* _Exercise prompt_
Every line of the data needs to be returned exactly.

━━━━━━━━━━

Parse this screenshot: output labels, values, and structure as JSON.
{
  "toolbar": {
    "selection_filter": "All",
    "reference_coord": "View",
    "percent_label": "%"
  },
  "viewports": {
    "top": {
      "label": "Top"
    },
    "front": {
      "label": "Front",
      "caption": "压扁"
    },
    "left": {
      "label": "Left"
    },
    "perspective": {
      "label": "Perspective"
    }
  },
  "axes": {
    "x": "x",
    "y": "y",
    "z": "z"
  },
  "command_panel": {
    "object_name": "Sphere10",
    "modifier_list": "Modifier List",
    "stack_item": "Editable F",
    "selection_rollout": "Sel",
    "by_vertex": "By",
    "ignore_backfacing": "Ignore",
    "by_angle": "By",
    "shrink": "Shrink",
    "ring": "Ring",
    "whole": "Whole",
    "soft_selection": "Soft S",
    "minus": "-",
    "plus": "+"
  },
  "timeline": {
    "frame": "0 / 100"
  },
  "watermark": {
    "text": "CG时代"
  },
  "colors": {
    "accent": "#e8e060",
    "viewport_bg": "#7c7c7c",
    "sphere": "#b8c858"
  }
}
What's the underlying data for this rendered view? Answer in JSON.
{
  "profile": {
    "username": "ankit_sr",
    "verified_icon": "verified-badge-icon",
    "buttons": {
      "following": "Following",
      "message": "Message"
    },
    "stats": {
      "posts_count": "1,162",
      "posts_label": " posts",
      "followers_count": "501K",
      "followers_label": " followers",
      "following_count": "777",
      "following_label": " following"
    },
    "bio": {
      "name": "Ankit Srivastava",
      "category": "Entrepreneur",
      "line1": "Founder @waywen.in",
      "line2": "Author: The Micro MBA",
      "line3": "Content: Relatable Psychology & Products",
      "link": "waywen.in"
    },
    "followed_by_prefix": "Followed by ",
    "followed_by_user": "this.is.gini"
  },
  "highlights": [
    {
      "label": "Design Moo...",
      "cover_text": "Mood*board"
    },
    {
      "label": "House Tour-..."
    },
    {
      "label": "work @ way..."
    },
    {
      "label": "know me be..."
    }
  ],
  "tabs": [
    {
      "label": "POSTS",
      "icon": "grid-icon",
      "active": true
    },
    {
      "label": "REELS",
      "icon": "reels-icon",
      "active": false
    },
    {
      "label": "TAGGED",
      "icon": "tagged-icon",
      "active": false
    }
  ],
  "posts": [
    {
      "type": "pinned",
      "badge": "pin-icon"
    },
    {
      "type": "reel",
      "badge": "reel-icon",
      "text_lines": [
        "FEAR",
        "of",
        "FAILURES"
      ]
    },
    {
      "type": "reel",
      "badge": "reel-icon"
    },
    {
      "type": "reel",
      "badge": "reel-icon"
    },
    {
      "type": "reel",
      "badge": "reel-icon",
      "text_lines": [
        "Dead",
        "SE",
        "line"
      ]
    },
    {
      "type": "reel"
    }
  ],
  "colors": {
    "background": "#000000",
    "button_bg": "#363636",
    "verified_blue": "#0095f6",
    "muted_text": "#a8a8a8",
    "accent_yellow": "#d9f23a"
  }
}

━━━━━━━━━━

* _Result of this exercise_
Parse this screenshot: output labels, values, and structure as JSON.
{
  "toolbar": {
    "selection_filter": "All",
    "reference_coord": "View",
    "percent_label": "%"
  },
  "viewports": {
    "top": {
      "label": "Top"
    },
    "front": {
      "label": "Front",
      "caption": "压扁"
    },
    "left": {
      "label": "Left"
    },
    "perspective": {
      "label": "Perspective"
    }
  },
  "axes": {
    "x": "x",
    "y": "y",
    "z": "z"
  },
  "command_panel": {
    "object_name": "Sphere10",
    "modifier_list": "Modifier List",
    "stack_item": "Editable F",
    "selection_rollout": "Sel",
    "by_vertex": "By",
    "ignore_backfacing": "Ignore",
    "by_angle": "By",
    "shrink": "Shrink",
    "ring": "Ring",
    "whole": "Whole",
    "soft_selection": "Soft S",
    "minus": "-",
    "plus": "+"
  },
  "timeline": {
    "frame": "0 / 100"
  },
  "watermark": {
    "text": "CG时代"
  },
  "colors": {
    "accent": "#e8e060",
    "viewport_bg": "#7c7c7c",
    "sphere": "#b8c858"
  }
}
What's the underlying data for this rendered view? Answer in JSON.
{
  "profile": {
    "username": "ankit_sr",
    "verified_icon": "verified-badge-icon",
    "buttons": {
      "following": "Following",
      "message": "Message"
    },
    "stats": {
      "posts_count": "1,162",
      "posts_label": " posts",
      "followers_count": "501K",
      "followers_label": " followers",
      "following_count": "777",
      "following_label": " following"
    },
    "bio": {
      "name": "Ankit Srivastava",
      "category": "Entrepreneur",
      "line1": "Founder @waywen.in",
      "line2": "Author: The Micro MBA",
      "line3": "Content: Relatable Psychology & Products",
      "link": "waywen.in"
    },
    "followed_by_prefix": "Followed by ",
    "followed_by_user": "this.is.gini"
  },
  "highlights": [
    {
      "label": "Design Moo...",
      "cover_text": "Mood*board"
    },
    {
      "label": "House Tour-..."
    },
    {
      "label": "work @ way..."
    },
    {
      "label": "know me be..."
    }
  ],
  "tabs": [
    {
      "label": "POSTS",
      "icon": "grid-icon",
      "active": true
    },
    {
      "label": "REELS",
      "icon": "reels-icon",
      "active": false
    },
    {
      "label": "TAGGED",
      "icon": "tagged-icon",
      "active": false
    }
  ],
  "posts": [
    {
      "type": "pinned",
      "badge": "pin-icon"
    },
    {
      "type": "reel",
      "badge": "reel-icon",
      "text_lines": [
        "FEAR",
        "of",
        "FAILURES"
      ]
    },
    {
      "type": "reel",
      "badge": "reel-icon"
    },
    {
      "type": "reel",
      "badge": "reel-icon"
    },
    {
      "type": "reel",
      "badge": "reel-icon",
      "text_lines": [
        "Dead",
        "SE",
        "line"
      ]
    },
    {
      "type": "reel"
    }
  ],
  "colors": {
    "background": "#000000",
    "button_bg": "#363636",
    "verified_blue": "#0095f6",
    "muted_text": "#a8a8a8",
    "accent_yellow": "#d9f23a"
  }
}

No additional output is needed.